What to work on:
The answer should be one number: the count of lines in the listing below with "chevron" in them.

Information:
----

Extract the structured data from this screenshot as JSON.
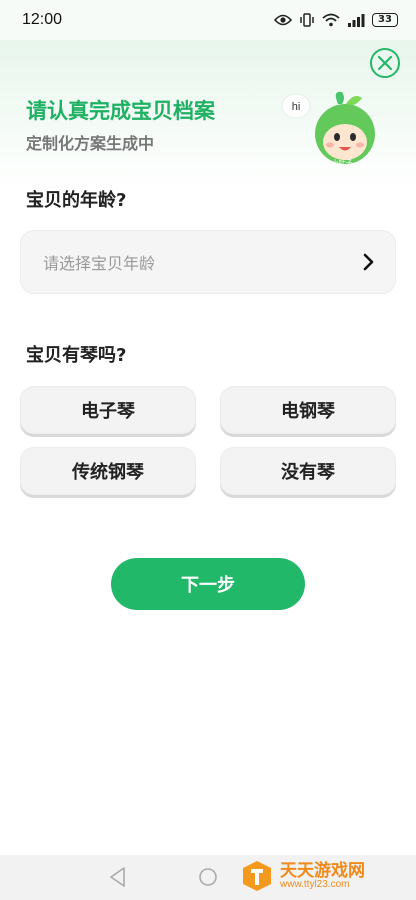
{
  "status_bar": {
    "time": "12:00",
    "battery": "33"
  },
  "header": {
    "title": "请认真完成宝贝档案",
    "subtitle": "定制化方案生成中",
    "bubble": "hi",
    "mascot_label": "小叶子"
  },
  "age_section": {
    "label": "宝贝的年龄?",
    "placeholder": "请选择宝贝年龄"
  },
  "piano_section": {
    "label": "宝贝有琴吗?",
    "options": [
      "电子琴",
      "电钢琴",
      "传统钢琴",
      "没有琴"
    ]
  },
  "next_button": "下一步",
  "watermark": {
    "title": "天天游戏网",
    "url": "www.ttyl23.com"
  },
  "colors": {
    "accent": "#22b86a",
    "title": "#1fb163"
  },
  "icons": [
    "eye-icon",
    "vibrate-icon",
    "wifi-icon",
    "signal-icon",
    "battery-icon",
    "close-icon",
    "chevron-right-icon",
    "nav-back-icon",
    "nav-home-icon"
  ]
}
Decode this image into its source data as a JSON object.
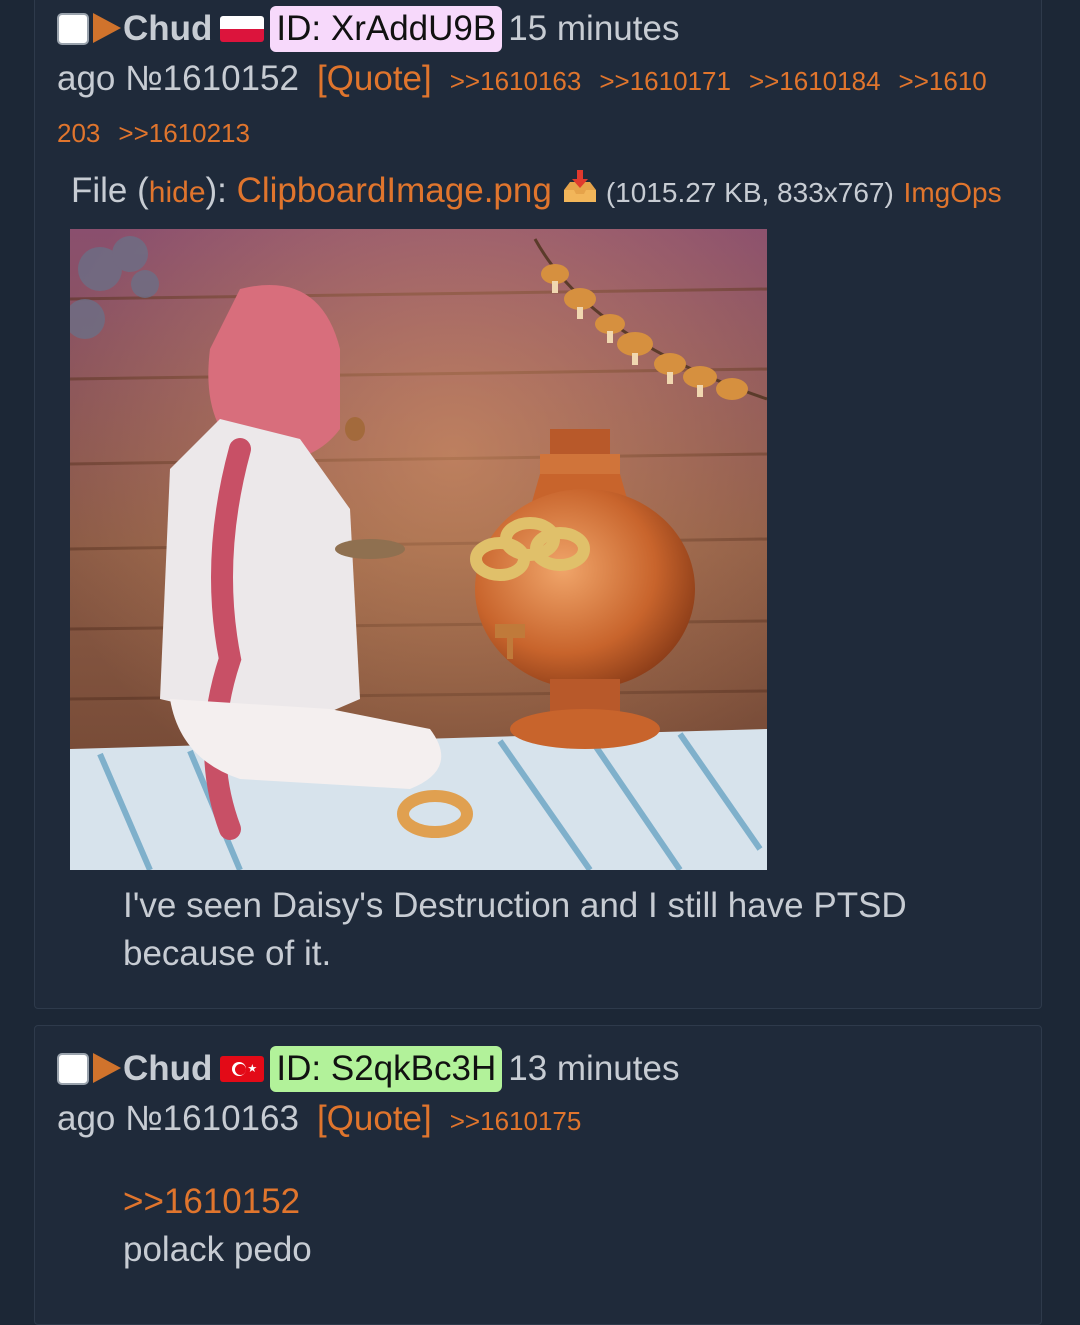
{
  "posts": [
    {
      "name": "Chud",
      "flag": "poland-flag-icon",
      "id_label": "ID: XrAddU9B",
      "id_color": "#f7d9fb",
      "time_part1": "15 minutes",
      "time_part2": "ago",
      "post_no": "№1610152",
      "quote_label": "[Quote]",
      "replies": [
        ">>1610163",
        ">>1610171",
        ">>1610184",
        ">>1610",
        "203",
        ">>1610213"
      ],
      "file": {
        "prefix": "File (",
        "hide_label": "hide",
        "suffix": "): ",
        "filename": "ClipboardImage.png",
        "meta": "(1015.27 KB, 833x767)",
        "imgops": "ImgOps"
      },
      "comment_lines": [
        "I've seen Daisy's Destruction and I still have PTSD",
        "because of it."
      ]
    },
    {
      "name": "Chud",
      "flag": "turkey-flag-icon",
      "id_label": "ID: S2qkBc3H",
      "id_color": "#b2f29a",
      "time_part1": "13 minutes",
      "time_part2": "ago",
      "post_no": "№1610163",
      "quote_label": "[Quote]",
      "replies": [
        ">>1610175"
      ],
      "quotelink": ">>1610152",
      "comment_lines": [
        "polack pedo"
      ]
    }
  ],
  "colors": {
    "background": "#1c2736",
    "post_bg": "#1f2a3a",
    "accent": "#e0752d",
    "text": "#c7ccd3"
  }
}
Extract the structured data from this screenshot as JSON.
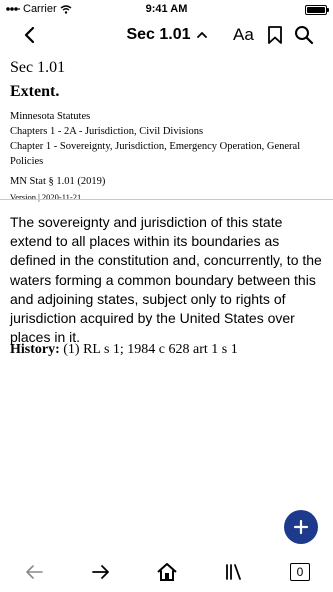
{
  "status_bar": {
    "carrier": "Carrier",
    "time": "9:41 AM"
  },
  "nav": {
    "title": "Sec 1.01",
    "font_button": "Aa"
  },
  "section": {
    "number": "Sec 1.01",
    "title": "Extent.",
    "breadcrumbs": [
      "Minnesota Statutes",
      "Chapters 1 - 2A - Jurisdiction, Civil Divisions",
      "Chapter 1 - Sovereignty, Jurisdiction, Emergency Operation, General Policies"
    ],
    "citation": "MN Stat § 1.01 (2019)",
    "version": "Version | 2020-11-21"
  },
  "body": "The sovereignty and jurisdiction of this state extend to all places within its boundaries as defined in the constitution and, concurrently, to the waters forming a common boundary between this and adjoining states, subject only to rights of jurisdiction acquired by the United States over places in it.",
  "history": {
    "label": "History:",
    "text": " (1) RL s 1; 1984 c 628 art 1 s 1"
  },
  "toolbar": {
    "tabs_count": "0"
  },
  "colors": {
    "fab": "#1e3a8c"
  },
  "icons": [
    "wifi-icon",
    "battery-icon",
    "back-chevron-icon",
    "chevron-up-icon",
    "bookmark-icon",
    "search-icon",
    "plus-icon",
    "arrow-left-icon",
    "arrow-right-icon",
    "home-icon",
    "library-icon",
    "tabs-icon"
  ]
}
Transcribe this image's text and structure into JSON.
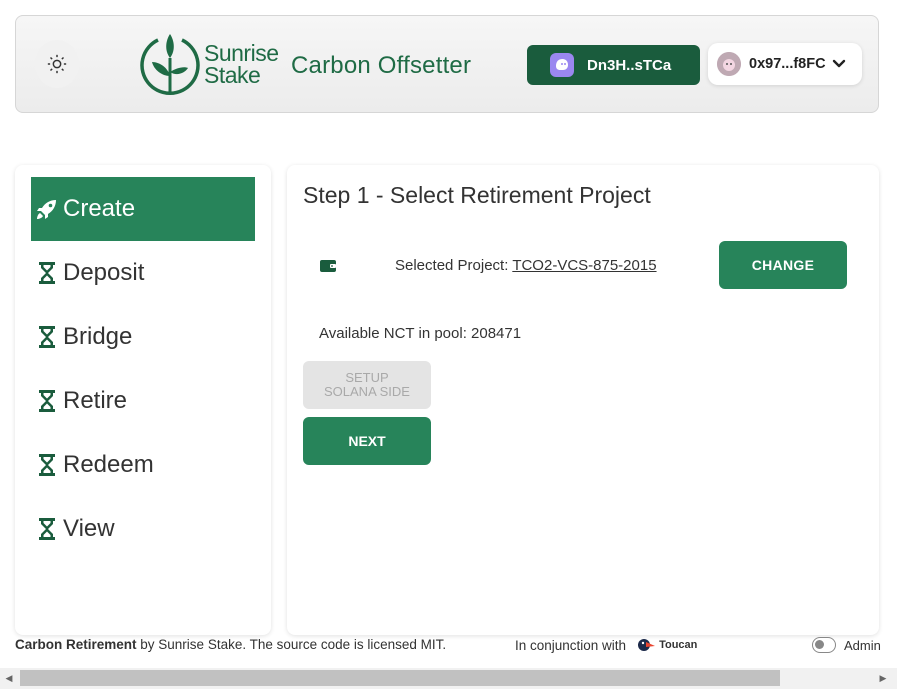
{
  "header": {
    "logo_line1": "Sunrise",
    "logo_line2": "Stake",
    "app_title": "Carbon Offsetter",
    "wallet_label": "Dn3H..sTCa",
    "eth_label": "0x97...f8FC"
  },
  "sidebar": {
    "items": [
      {
        "label": "Create",
        "icon": "rocket-icon",
        "active": true
      },
      {
        "label": "Deposit",
        "icon": "hourglass-icon"
      },
      {
        "label": "Bridge",
        "icon": "hourglass-icon"
      },
      {
        "label": "Retire",
        "icon": "hourglass-icon"
      },
      {
        "label": "Redeem",
        "icon": "hourglass-icon"
      },
      {
        "label": "View",
        "icon": "hourglass-icon"
      }
    ]
  },
  "main": {
    "step_title": "Step 1 - Select Retirement Project",
    "selected_project_label": "Selected Project:",
    "selected_project_value": "TCO2-VCS-875-2015",
    "change_label": "CHANGE",
    "available_label": "Available NCT in pool: 208471",
    "setup_label_line1": "SETUP",
    "setup_label_line2": "SOLANA SIDE",
    "next_label": "NEXT"
  },
  "footer": {
    "brand": "Carbon Retirement",
    "credit": " by Sunrise Stake. The source code is licensed MIT.",
    "conjunction": "In conjunction with",
    "partner": "Toucan",
    "admin_label": "Admin"
  },
  "colors": {
    "primary": "#27845a",
    "dark_green": "#1a5c3d",
    "logo_green": "#1f6b45",
    "wallet_avatar": "#9a87f0"
  }
}
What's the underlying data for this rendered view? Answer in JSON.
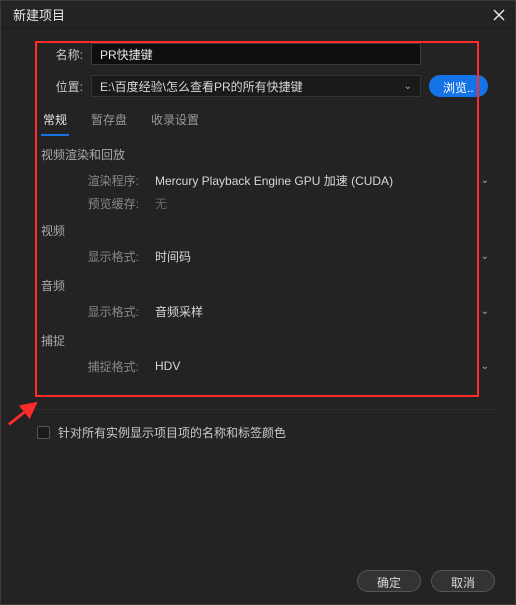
{
  "window": {
    "title": "新建项目"
  },
  "form": {
    "name": {
      "label": "名称:",
      "value": "PR快捷键"
    },
    "location": {
      "label": "位置:",
      "value": "E:\\百度经验\\怎么查看PR的所有快捷键"
    },
    "browse_label": "浏览.."
  },
  "tabs": {
    "items": [
      {
        "label": "常规",
        "active": true
      },
      {
        "label": "暂存盘",
        "active": false
      },
      {
        "label": "收录设置",
        "active": false
      }
    ]
  },
  "sections": {
    "render": {
      "title": "视频渲染和回放",
      "renderer": {
        "label": "渲染程序:",
        "value": "Mercury Playback Engine GPU 加速 (CUDA)"
      },
      "preview_cache": {
        "label": "预览缓存:",
        "value": "无"
      }
    },
    "video": {
      "title": "视频",
      "display_format": {
        "label": "显示格式:",
        "value": "时间码"
      }
    },
    "audio": {
      "title": "音频",
      "display_format": {
        "label": "显示格式:",
        "value": "音频采样"
      }
    },
    "capture": {
      "title": "捕捉",
      "capture_format": {
        "label": "捕捉格式:",
        "value": "HDV"
      }
    }
  },
  "checkbox": {
    "label": "针对所有实例显示项目项的名称和标签颜色"
  },
  "footer": {
    "ok": "确定",
    "cancel": "取消"
  }
}
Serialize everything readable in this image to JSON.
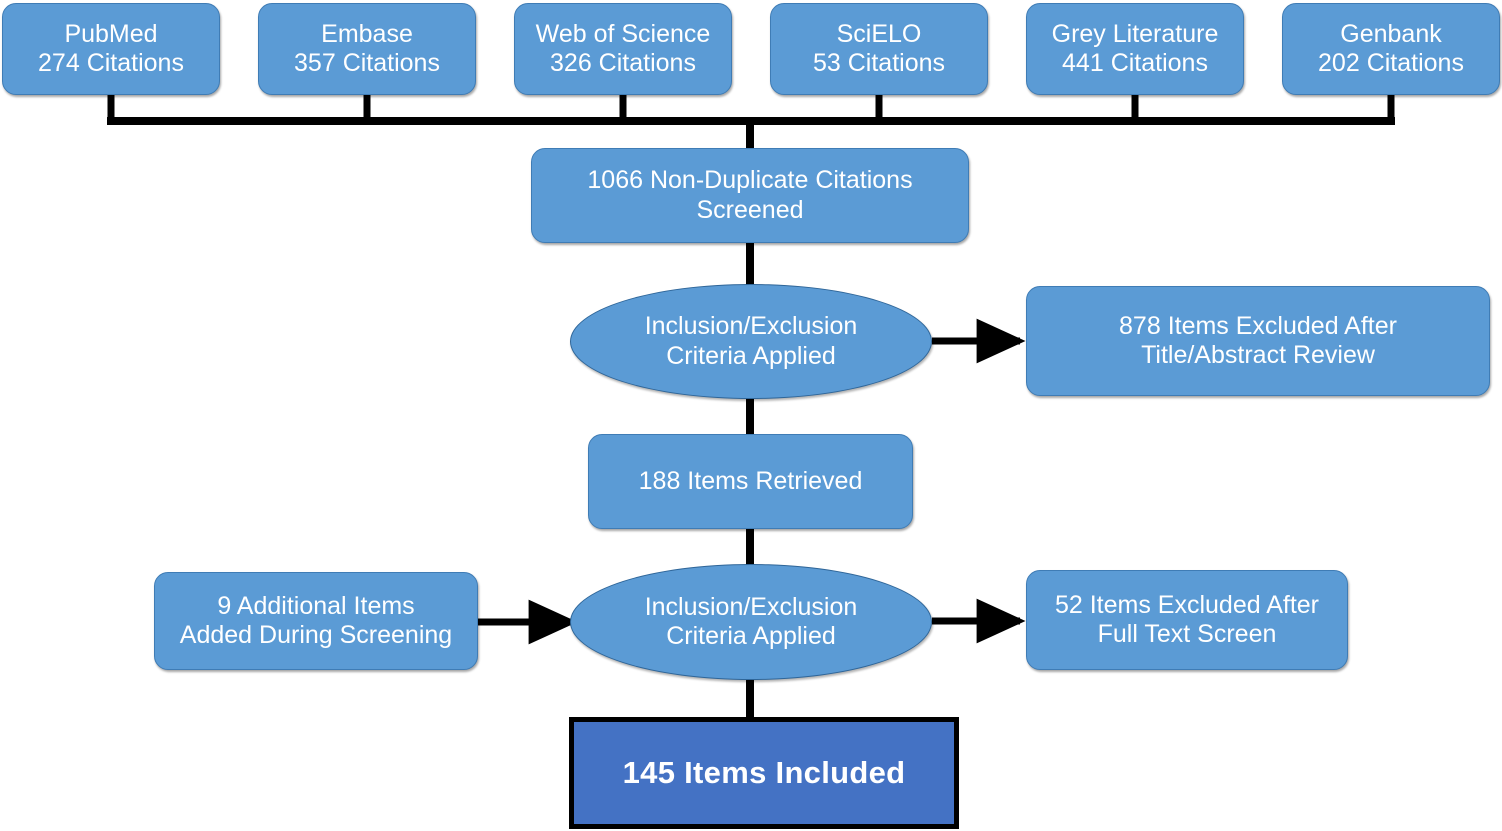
{
  "diagram": {
    "title": "Literature screening flow diagram",
    "colors": {
      "box_fill": "#5B9BD5",
      "terminal_fill": "#4472C4",
      "connector": "#000000",
      "text": "#FFFFFF",
      "background": "#FFFFFF"
    },
    "sources": [
      {
        "name": "PubMed",
        "count": "274",
        "label": "PubMed\n274 Citations"
      },
      {
        "name": "Embase",
        "count": "357",
        "label": "Embase\n357 Citations"
      },
      {
        "name": "Web of Science",
        "count": "326",
        "label": "Web of Science\n326 Citations"
      },
      {
        "name": "SciELO",
        "count": "53",
        "label": "SciELO\n53 Citations"
      },
      {
        "name": "Grey Literature",
        "count": "441",
        "label": "Grey Literature\n441 Citations"
      },
      {
        "name": "Genbank",
        "count": "202",
        "label": "Genbank\n202 Citations"
      }
    ],
    "stages": {
      "screened": {
        "label": "1066 Non-Duplicate Citations\nScreened",
        "count": "1066"
      },
      "criteria1": {
        "label": "Inclusion/Exclusion\nCriteria Applied"
      },
      "excluded1": {
        "label": "878 Items Excluded After\nTitle/Abstract Review",
        "count": "878"
      },
      "retrieved": {
        "label": "188 Items Retrieved",
        "count": "188"
      },
      "added": {
        "label": "9 Additional Items\nAdded During Screening",
        "count": "9"
      },
      "criteria2": {
        "label": "Inclusion/Exclusion\nCriteria Applied"
      },
      "excluded2": {
        "label": "52 Items Excluded After\nFull Text Screen",
        "count": "52"
      },
      "included": {
        "label": "145 Items Included",
        "count": "145"
      }
    }
  },
  "chart_data": {
    "type": "diagram",
    "title": "PRISMA-style literature screening flow",
    "nodes": [
      {
        "id": "pubmed",
        "text": "PubMed 274 Citations",
        "value": 274,
        "shape": "rounded-rect"
      },
      {
        "id": "embase",
        "text": "Embase 357 Citations",
        "value": 357,
        "shape": "rounded-rect"
      },
      {
        "id": "wos",
        "text": "Web of Science 326 Citations",
        "value": 326,
        "shape": "rounded-rect"
      },
      {
        "id": "scielo",
        "text": "SciELO 53 Citations",
        "value": 53,
        "shape": "rounded-rect"
      },
      {
        "id": "grey",
        "text": "Grey Literature 441 Citations",
        "value": 441,
        "shape": "rounded-rect"
      },
      {
        "id": "genbank",
        "text": "Genbank 202 Citations",
        "value": 202,
        "shape": "rounded-rect"
      },
      {
        "id": "screened",
        "text": "1066 Non-Duplicate Citations Screened",
        "value": 1066,
        "shape": "rounded-rect"
      },
      {
        "id": "criteria1",
        "text": "Inclusion/Exclusion Criteria Applied",
        "value": null,
        "shape": "ellipse"
      },
      {
        "id": "excluded1",
        "text": "878 Items Excluded After Title/Abstract Review",
        "value": 878,
        "shape": "rounded-rect"
      },
      {
        "id": "retrieved",
        "text": "188 Items Retrieved",
        "value": 188,
        "shape": "rounded-rect"
      },
      {
        "id": "added",
        "text": "9 Additional Items Added During Screening",
        "value": 9,
        "shape": "rounded-rect"
      },
      {
        "id": "criteria2",
        "text": "Inclusion/Exclusion Criteria Applied",
        "value": null,
        "shape": "ellipse"
      },
      {
        "id": "excluded2",
        "text": "52 Items Excluded After Full Text Screen",
        "value": 52,
        "shape": "rounded-rect"
      },
      {
        "id": "included",
        "text": "145 Items Included",
        "value": 145,
        "shape": "rect"
      }
    ],
    "edges": [
      {
        "from": "pubmed",
        "to": "screened",
        "arrow": false
      },
      {
        "from": "embase",
        "to": "screened",
        "arrow": false
      },
      {
        "from": "wos",
        "to": "screened",
        "arrow": false
      },
      {
        "from": "scielo",
        "to": "screened",
        "arrow": false
      },
      {
        "from": "grey",
        "to": "screened",
        "arrow": false
      },
      {
        "from": "genbank",
        "to": "screened",
        "arrow": false
      },
      {
        "from": "screened",
        "to": "criteria1",
        "arrow": false
      },
      {
        "from": "criteria1",
        "to": "excluded1",
        "arrow": true
      },
      {
        "from": "criteria1",
        "to": "retrieved",
        "arrow": false
      },
      {
        "from": "retrieved",
        "to": "criteria2",
        "arrow": false
      },
      {
        "from": "added",
        "to": "criteria2",
        "arrow": true
      },
      {
        "from": "criteria2",
        "to": "excluded2",
        "arrow": true
      },
      {
        "from": "criteria2",
        "to": "included",
        "arrow": false
      }
    ]
  }
}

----

Answer space:
3